ACTIVITY =
Across the listing below, how many lines contain the string "Annual"? Only the number is needed.

Content starts

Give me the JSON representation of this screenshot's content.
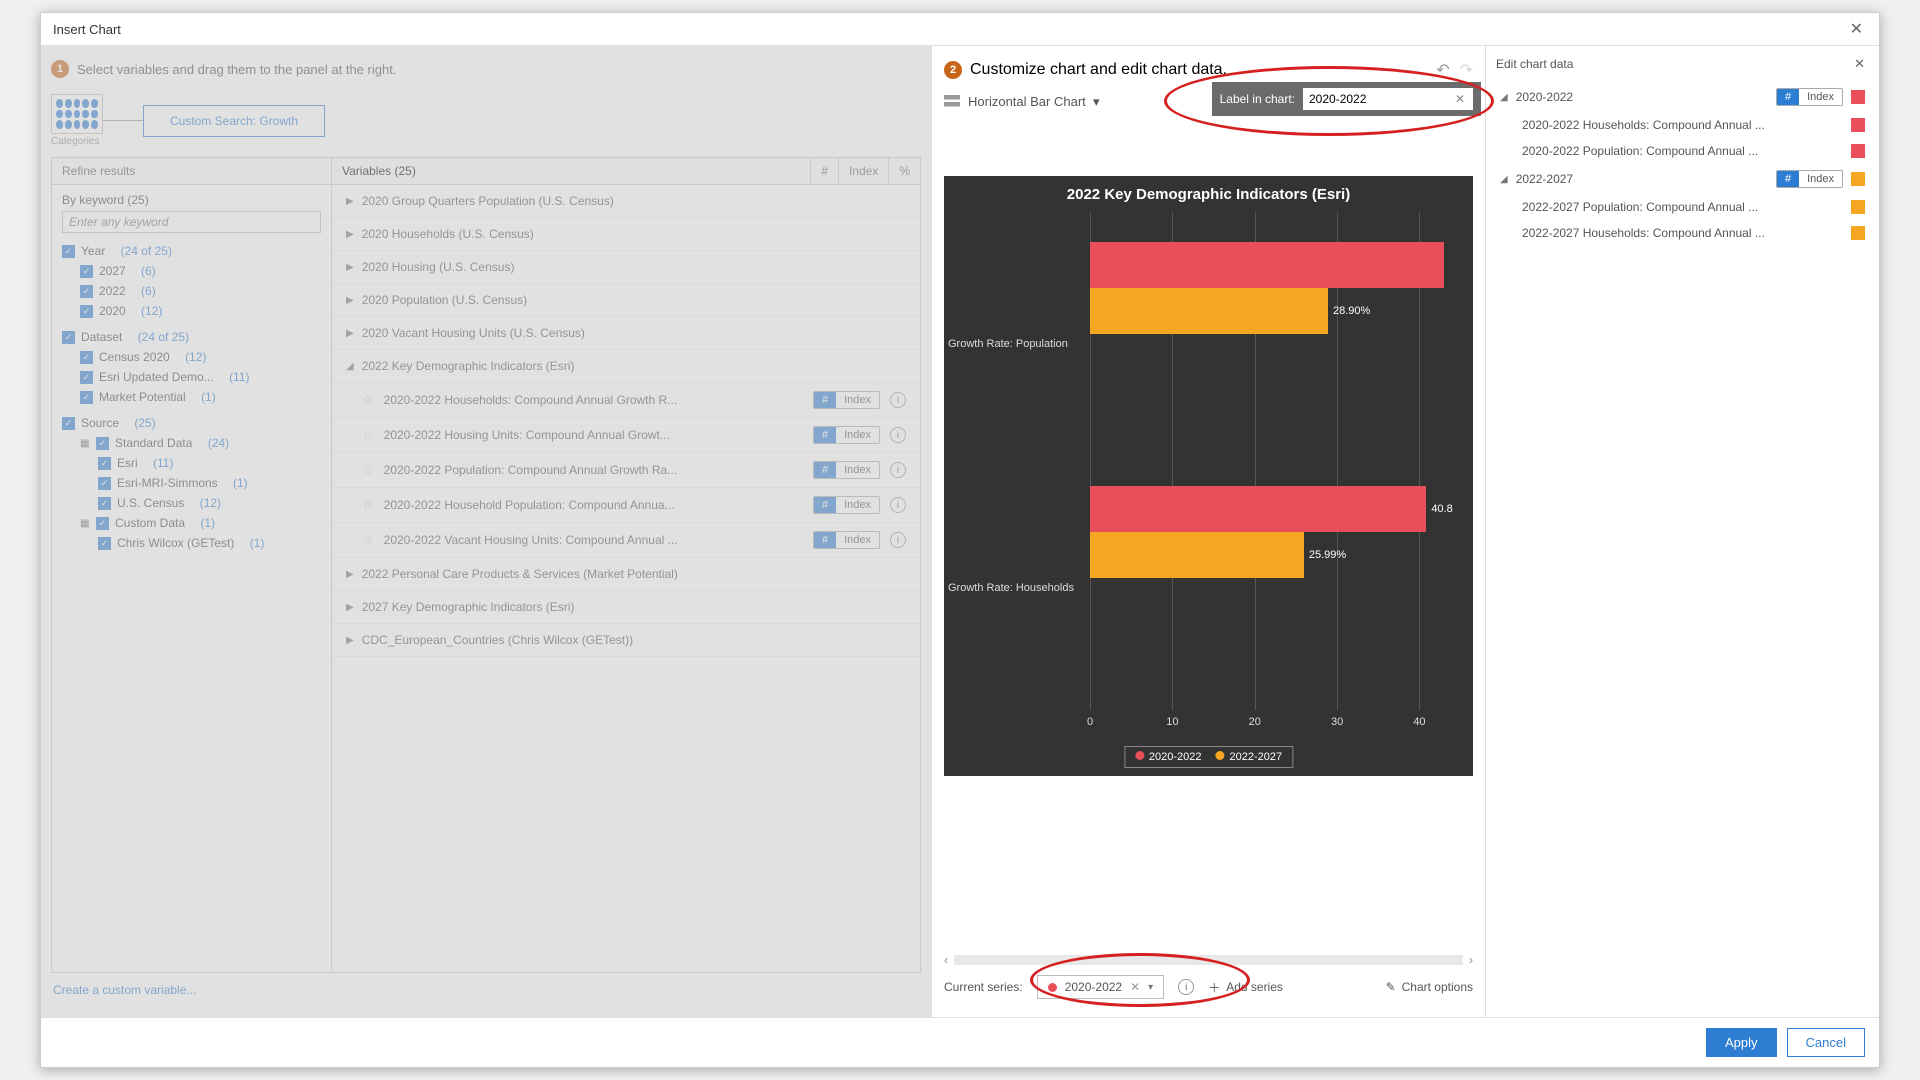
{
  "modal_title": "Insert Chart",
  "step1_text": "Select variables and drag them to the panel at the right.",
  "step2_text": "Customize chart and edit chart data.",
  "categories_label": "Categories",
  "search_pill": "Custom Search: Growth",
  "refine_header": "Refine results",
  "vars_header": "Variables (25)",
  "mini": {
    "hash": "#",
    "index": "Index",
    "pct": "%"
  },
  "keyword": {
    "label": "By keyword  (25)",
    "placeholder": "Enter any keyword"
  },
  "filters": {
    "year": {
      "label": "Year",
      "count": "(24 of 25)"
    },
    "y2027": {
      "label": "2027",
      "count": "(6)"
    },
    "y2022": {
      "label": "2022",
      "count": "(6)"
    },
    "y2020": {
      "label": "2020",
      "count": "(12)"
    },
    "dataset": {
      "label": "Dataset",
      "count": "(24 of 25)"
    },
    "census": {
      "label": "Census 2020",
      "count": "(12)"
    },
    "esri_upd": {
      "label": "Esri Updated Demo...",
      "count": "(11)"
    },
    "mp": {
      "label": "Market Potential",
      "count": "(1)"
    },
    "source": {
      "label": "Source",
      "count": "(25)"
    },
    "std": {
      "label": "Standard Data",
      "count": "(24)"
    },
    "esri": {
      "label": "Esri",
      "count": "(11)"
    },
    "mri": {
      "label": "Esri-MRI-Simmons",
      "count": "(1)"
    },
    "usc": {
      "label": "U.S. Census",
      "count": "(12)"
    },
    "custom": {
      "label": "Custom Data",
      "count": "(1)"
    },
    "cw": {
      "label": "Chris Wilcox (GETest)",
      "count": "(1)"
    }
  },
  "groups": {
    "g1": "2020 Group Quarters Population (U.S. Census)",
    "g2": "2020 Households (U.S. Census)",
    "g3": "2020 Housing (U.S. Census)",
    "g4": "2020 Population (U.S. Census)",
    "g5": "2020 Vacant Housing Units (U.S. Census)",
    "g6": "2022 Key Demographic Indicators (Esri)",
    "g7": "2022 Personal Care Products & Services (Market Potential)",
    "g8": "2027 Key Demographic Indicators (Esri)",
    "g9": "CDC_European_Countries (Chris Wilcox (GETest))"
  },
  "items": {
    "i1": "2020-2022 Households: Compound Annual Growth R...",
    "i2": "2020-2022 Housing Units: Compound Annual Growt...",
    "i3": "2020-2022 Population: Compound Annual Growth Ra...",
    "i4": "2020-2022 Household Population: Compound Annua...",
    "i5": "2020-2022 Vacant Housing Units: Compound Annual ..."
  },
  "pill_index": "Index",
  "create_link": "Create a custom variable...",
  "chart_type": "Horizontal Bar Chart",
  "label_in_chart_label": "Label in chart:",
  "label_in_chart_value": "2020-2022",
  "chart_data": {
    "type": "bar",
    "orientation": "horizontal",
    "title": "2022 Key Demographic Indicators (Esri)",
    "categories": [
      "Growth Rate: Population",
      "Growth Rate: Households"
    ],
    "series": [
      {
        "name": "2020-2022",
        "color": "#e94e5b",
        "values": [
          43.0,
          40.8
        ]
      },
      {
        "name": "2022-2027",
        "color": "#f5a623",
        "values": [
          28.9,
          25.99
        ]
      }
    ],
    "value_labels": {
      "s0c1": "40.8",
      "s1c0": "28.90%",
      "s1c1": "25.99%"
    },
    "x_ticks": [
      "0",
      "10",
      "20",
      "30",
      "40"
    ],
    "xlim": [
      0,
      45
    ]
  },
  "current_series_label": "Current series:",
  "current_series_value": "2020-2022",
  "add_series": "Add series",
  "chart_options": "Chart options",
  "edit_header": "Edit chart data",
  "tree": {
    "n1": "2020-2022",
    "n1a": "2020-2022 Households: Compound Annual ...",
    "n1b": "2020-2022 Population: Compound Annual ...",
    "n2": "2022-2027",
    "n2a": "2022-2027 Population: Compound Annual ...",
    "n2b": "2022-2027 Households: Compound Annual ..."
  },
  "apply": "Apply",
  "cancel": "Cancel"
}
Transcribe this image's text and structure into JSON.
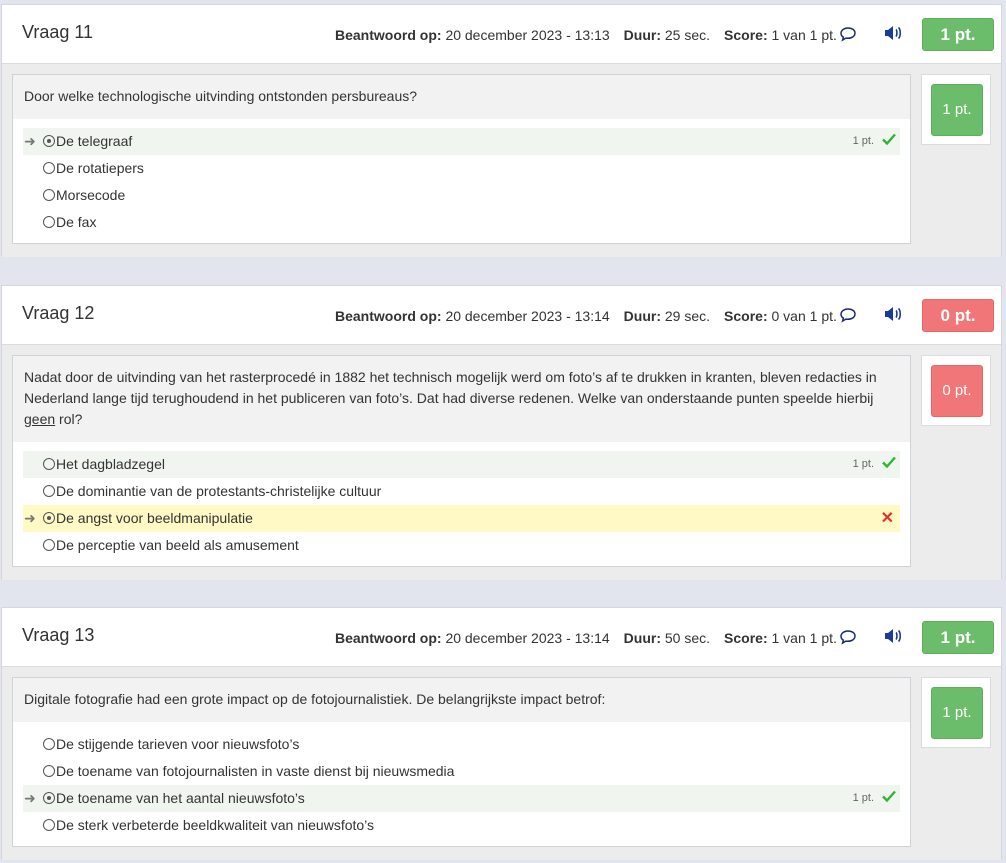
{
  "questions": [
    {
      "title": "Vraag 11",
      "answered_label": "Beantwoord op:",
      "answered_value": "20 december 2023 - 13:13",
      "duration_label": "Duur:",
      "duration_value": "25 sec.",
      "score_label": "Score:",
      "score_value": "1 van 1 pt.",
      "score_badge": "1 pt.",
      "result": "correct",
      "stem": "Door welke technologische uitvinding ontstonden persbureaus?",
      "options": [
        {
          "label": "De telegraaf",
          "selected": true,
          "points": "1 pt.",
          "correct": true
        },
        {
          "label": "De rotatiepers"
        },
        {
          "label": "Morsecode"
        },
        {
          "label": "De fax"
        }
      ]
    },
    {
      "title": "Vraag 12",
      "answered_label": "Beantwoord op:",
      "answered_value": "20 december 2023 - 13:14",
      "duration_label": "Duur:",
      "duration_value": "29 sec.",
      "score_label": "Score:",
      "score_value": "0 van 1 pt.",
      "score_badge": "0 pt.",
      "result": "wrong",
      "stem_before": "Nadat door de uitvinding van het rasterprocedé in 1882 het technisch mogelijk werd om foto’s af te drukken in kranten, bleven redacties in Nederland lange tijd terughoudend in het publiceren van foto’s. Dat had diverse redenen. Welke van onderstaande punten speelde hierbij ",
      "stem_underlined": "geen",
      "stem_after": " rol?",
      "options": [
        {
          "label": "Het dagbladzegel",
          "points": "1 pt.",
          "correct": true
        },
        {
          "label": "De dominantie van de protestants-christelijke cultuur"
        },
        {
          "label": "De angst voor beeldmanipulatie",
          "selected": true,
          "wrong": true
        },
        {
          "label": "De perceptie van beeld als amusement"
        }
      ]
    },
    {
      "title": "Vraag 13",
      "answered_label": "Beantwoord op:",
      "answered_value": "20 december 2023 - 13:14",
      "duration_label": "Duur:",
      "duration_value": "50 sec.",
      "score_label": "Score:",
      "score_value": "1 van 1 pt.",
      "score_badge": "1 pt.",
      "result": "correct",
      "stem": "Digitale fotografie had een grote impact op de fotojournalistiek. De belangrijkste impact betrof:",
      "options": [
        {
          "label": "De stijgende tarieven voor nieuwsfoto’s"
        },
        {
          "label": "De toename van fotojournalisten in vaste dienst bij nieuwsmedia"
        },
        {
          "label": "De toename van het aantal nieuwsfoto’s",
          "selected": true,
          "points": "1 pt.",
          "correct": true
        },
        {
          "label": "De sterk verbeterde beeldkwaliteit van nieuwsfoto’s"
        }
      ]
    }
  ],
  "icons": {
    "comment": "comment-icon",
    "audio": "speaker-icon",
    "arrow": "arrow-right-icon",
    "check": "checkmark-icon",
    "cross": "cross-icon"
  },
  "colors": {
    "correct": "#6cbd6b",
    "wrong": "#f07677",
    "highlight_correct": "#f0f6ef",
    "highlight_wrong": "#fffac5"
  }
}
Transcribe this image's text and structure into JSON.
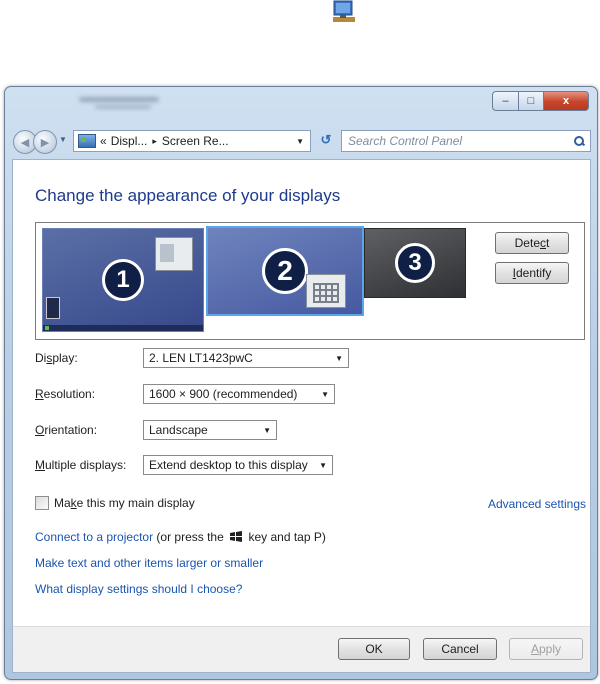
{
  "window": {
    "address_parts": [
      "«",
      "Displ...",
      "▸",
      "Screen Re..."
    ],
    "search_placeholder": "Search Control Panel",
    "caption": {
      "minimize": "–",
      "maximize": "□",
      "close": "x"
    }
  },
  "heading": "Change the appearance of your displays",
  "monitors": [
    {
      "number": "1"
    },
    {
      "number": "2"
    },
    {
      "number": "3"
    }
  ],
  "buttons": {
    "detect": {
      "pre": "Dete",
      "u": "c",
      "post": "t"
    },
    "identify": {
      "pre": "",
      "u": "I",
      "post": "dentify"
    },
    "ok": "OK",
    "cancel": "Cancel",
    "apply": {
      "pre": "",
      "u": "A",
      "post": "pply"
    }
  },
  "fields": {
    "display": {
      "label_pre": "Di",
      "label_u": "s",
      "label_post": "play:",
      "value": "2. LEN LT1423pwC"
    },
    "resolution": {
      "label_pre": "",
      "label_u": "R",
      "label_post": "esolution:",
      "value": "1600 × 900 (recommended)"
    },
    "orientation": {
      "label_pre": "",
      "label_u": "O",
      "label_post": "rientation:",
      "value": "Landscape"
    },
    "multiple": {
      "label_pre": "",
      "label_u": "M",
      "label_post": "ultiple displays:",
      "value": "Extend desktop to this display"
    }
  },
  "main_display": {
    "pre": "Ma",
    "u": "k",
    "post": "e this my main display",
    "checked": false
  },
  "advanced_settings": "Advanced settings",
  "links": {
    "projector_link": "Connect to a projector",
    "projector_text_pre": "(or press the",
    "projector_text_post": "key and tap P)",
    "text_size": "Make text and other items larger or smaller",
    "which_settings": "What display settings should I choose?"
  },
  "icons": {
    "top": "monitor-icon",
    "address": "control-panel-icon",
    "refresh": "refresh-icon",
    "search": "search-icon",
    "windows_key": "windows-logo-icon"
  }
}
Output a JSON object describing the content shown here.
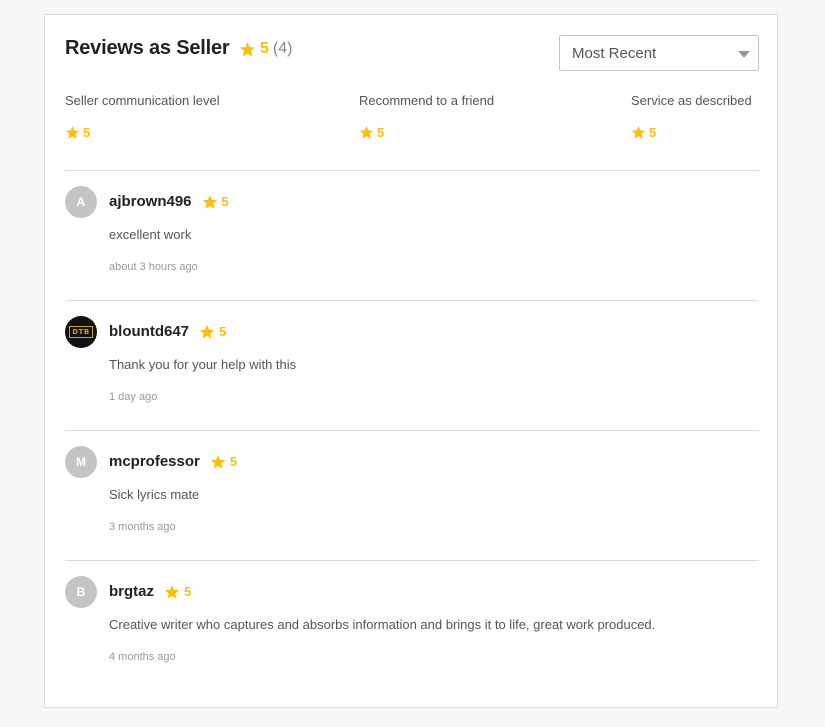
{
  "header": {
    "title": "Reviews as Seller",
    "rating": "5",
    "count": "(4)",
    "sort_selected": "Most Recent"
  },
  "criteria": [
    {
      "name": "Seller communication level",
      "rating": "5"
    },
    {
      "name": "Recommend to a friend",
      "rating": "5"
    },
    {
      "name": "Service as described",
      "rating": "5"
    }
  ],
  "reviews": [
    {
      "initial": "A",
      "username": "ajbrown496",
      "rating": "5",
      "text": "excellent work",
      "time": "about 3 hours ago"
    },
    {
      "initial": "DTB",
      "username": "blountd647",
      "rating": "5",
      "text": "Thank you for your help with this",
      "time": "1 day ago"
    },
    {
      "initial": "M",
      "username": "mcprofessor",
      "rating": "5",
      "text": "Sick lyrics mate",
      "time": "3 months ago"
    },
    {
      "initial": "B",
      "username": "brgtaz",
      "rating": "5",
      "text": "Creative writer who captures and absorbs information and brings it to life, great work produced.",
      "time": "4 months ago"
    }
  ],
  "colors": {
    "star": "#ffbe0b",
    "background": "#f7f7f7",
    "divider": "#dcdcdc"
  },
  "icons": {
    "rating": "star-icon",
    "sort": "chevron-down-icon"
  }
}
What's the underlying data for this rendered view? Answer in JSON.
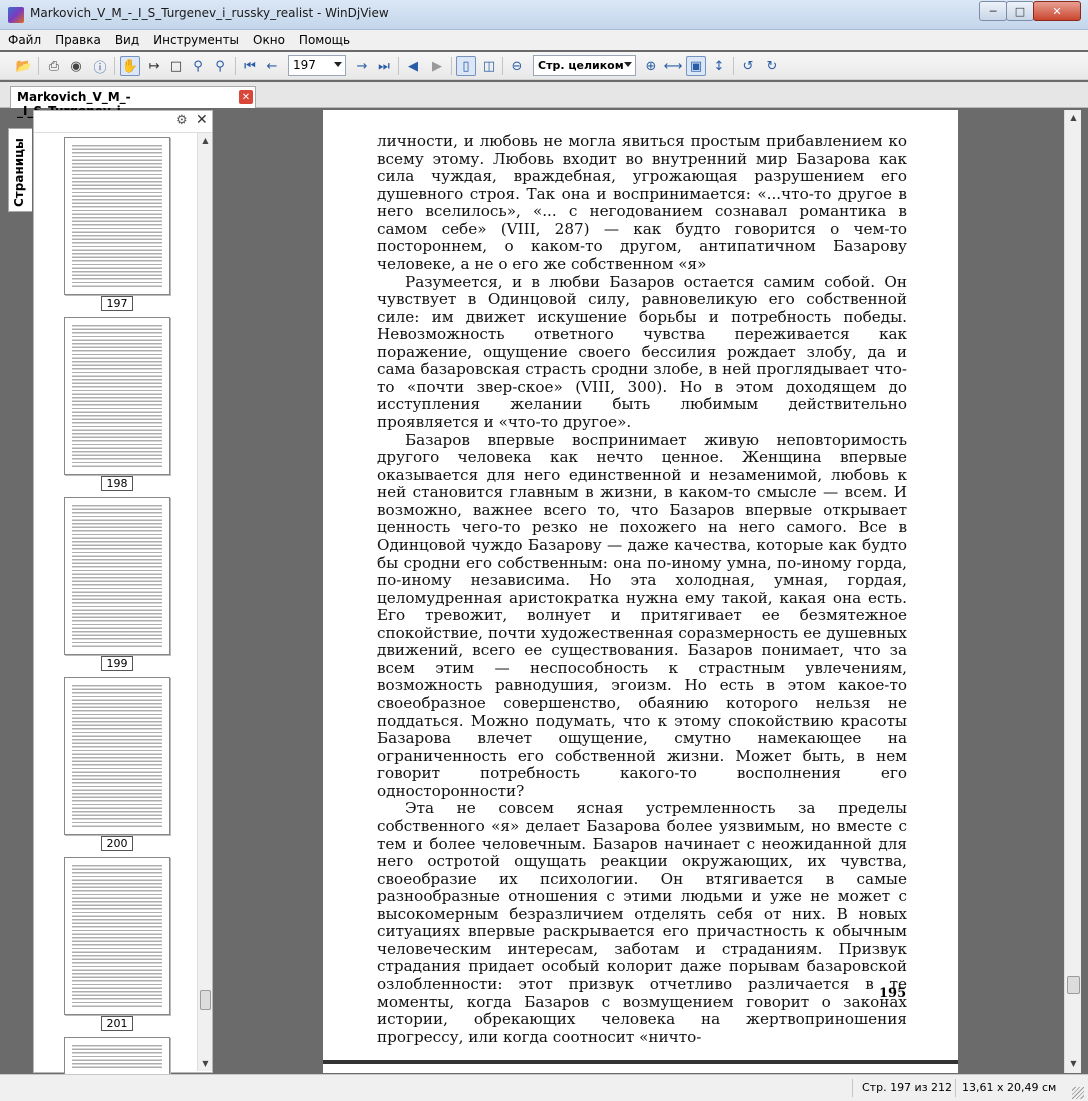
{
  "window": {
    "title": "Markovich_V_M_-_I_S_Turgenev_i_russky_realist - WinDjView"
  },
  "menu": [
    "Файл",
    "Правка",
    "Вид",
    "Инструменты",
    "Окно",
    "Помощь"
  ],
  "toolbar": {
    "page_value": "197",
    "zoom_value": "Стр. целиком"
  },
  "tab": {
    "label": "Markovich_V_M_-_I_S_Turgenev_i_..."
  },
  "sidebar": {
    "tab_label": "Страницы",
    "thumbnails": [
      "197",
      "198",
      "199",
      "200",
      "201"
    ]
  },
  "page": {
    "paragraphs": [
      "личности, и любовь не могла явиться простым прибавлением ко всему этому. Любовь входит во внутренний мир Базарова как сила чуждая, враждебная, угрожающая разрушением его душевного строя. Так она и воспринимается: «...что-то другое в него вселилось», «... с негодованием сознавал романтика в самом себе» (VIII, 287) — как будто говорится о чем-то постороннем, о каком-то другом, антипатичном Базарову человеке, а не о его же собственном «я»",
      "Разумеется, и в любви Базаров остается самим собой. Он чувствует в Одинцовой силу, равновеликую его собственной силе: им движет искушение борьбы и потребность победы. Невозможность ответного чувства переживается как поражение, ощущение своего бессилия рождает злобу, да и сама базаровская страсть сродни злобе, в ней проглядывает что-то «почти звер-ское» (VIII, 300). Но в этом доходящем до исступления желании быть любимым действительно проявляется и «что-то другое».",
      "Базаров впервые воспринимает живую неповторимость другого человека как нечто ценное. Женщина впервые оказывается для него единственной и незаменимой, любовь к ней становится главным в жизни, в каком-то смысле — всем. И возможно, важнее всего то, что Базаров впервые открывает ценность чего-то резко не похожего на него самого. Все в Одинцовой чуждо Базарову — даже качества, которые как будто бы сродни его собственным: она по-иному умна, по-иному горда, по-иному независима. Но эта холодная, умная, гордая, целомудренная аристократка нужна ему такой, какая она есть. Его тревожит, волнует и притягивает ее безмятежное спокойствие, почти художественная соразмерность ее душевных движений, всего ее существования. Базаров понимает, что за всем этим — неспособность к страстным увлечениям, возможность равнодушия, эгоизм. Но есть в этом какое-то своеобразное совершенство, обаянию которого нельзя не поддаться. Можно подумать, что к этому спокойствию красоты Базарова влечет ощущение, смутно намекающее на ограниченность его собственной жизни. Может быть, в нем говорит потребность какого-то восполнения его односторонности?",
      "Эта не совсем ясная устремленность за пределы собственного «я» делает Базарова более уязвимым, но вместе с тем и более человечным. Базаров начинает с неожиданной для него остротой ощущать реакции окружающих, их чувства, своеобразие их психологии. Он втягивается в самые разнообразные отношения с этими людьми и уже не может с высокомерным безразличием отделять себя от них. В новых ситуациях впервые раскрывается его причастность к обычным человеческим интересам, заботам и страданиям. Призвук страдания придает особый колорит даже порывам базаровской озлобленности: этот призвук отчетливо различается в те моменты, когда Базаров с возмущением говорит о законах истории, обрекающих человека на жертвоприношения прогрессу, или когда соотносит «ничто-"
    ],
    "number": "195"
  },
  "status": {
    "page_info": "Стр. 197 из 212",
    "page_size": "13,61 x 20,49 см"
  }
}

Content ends

SOLVED EXERCISE =
8